#### [Work item]
Determine how many lines in the listing below contain "nodes", then give only that number.

Records for processing: Begin

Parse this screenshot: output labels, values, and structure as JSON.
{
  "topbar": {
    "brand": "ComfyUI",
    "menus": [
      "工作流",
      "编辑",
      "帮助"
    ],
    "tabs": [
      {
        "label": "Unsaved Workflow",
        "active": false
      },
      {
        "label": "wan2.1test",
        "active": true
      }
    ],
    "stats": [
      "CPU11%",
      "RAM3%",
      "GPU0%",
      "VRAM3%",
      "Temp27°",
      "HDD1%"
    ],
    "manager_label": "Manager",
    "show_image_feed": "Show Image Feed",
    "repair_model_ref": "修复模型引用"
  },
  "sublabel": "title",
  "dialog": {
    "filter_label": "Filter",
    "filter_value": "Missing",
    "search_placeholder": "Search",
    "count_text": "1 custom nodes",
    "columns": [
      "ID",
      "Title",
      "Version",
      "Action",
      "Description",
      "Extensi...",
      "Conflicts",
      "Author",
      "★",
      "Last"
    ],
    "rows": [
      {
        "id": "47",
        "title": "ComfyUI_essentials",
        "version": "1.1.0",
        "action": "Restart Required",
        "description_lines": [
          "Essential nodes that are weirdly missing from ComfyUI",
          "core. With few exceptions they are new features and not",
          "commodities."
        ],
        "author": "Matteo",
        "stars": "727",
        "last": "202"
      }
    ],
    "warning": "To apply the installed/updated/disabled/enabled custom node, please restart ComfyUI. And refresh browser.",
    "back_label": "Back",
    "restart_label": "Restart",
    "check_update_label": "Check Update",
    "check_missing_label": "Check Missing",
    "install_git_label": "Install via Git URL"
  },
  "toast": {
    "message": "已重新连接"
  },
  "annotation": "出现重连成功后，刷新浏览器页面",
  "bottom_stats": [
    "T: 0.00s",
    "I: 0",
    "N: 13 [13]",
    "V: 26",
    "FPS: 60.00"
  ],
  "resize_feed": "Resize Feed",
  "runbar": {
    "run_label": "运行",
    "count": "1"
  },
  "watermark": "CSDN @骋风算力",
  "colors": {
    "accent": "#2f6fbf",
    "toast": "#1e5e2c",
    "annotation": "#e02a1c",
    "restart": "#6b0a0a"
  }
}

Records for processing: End

#### [Answer]
2